** THE TASK **
Copy out each line of the entries below in which the string "TRANSISTOR" appears.

(Beginning of RECORDS)

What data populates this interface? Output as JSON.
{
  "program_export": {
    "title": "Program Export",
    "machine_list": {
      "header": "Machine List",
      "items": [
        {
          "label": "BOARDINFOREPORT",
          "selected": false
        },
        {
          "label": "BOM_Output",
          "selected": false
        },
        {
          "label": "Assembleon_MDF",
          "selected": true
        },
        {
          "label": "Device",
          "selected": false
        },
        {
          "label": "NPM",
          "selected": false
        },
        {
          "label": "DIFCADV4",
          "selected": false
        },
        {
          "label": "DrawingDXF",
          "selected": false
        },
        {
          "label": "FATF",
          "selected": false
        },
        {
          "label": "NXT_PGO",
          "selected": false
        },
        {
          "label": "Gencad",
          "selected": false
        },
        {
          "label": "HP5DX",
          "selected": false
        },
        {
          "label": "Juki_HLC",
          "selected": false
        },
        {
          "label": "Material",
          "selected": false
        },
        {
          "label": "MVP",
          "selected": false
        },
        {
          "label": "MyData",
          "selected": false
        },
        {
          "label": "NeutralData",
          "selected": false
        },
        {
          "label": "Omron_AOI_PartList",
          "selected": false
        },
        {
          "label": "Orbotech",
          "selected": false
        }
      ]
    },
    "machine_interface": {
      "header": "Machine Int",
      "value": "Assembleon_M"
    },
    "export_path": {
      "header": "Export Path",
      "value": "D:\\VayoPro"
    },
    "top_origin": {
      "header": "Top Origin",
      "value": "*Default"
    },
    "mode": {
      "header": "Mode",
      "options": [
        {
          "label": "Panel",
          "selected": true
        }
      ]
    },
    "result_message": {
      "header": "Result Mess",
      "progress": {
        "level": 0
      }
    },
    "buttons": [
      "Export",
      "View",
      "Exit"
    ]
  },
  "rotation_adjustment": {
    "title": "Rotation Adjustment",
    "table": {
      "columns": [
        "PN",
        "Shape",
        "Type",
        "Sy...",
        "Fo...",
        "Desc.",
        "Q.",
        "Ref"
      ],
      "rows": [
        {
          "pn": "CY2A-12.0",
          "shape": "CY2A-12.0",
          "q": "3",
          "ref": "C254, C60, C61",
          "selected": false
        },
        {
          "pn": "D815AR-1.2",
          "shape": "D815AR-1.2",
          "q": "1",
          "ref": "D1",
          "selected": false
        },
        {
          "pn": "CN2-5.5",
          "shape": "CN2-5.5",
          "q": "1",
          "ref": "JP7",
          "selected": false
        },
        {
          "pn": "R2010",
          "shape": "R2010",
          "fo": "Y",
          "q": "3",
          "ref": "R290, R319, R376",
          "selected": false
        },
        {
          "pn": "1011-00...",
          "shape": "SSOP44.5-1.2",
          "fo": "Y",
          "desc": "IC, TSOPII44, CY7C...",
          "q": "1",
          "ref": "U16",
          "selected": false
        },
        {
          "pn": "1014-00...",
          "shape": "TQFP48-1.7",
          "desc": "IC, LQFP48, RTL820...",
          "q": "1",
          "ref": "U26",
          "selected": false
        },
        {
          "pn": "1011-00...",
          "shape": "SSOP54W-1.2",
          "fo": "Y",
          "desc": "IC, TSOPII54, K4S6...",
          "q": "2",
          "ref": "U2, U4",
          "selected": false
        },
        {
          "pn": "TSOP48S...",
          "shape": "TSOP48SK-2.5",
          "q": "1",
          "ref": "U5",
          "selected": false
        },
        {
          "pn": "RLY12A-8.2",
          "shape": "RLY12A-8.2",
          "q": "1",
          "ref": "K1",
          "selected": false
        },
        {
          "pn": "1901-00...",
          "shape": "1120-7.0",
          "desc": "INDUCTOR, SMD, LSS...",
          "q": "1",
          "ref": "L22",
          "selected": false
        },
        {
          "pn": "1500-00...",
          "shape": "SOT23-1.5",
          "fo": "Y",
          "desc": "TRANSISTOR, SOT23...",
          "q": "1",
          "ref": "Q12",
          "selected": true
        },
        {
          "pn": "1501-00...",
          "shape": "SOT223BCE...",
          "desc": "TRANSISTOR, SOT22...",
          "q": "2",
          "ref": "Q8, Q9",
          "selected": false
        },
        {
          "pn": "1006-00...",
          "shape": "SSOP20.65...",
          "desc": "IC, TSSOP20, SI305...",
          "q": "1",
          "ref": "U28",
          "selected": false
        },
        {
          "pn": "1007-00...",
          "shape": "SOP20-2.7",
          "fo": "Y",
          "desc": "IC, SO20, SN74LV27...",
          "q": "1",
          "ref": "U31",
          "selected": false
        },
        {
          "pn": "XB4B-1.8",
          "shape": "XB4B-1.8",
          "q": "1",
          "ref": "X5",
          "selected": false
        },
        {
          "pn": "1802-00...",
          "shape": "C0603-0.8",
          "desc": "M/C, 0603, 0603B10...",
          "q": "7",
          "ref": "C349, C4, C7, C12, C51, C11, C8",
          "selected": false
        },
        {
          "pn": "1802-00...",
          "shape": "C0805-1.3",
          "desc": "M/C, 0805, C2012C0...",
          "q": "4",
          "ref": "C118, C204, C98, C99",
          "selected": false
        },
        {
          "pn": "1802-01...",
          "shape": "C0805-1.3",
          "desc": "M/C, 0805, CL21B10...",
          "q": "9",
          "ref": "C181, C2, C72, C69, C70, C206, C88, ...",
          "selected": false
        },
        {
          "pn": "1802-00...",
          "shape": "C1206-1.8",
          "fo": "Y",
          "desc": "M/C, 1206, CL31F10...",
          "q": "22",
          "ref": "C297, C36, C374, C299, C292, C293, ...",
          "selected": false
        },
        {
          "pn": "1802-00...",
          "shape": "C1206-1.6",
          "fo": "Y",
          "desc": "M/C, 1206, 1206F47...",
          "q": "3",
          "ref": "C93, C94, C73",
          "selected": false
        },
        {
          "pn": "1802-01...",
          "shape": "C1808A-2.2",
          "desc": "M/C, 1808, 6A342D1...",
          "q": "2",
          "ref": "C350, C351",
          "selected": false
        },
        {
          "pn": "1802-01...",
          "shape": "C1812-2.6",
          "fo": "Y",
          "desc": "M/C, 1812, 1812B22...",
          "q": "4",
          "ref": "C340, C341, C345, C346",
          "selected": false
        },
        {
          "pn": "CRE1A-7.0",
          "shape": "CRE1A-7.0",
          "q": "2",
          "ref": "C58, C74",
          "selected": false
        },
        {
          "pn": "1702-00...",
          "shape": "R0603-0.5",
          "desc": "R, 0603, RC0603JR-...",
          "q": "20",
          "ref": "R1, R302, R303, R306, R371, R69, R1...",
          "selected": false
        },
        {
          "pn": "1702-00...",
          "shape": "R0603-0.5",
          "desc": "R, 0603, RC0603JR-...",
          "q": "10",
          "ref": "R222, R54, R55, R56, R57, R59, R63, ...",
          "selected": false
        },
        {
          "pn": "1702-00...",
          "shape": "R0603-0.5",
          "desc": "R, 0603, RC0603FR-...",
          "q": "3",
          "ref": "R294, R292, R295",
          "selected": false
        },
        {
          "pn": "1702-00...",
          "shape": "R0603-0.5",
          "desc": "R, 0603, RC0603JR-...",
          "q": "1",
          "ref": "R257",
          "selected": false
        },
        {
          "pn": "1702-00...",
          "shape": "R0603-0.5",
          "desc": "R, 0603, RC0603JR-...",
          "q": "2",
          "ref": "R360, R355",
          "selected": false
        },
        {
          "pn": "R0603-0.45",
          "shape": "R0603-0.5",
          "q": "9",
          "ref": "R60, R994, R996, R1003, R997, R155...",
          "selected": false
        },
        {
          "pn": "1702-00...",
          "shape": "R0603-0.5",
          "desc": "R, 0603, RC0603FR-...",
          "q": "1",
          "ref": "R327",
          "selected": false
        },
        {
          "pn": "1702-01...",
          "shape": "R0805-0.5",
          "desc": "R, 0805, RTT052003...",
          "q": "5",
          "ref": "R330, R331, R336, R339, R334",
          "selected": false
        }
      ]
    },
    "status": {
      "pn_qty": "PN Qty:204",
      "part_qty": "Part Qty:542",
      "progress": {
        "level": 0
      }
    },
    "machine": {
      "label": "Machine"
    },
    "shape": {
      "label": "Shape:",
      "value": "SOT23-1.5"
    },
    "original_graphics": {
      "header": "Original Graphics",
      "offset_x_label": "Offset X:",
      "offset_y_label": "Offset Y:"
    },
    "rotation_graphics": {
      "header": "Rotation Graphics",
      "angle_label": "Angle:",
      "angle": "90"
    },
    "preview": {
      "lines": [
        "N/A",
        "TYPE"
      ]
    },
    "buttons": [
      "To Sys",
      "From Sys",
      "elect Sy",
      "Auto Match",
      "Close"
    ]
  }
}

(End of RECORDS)

** TASK OUTPUT **
          "desc": "TRANSISTOR, SOT23...",
          "desc": "TRANSISTOR, SOT22...",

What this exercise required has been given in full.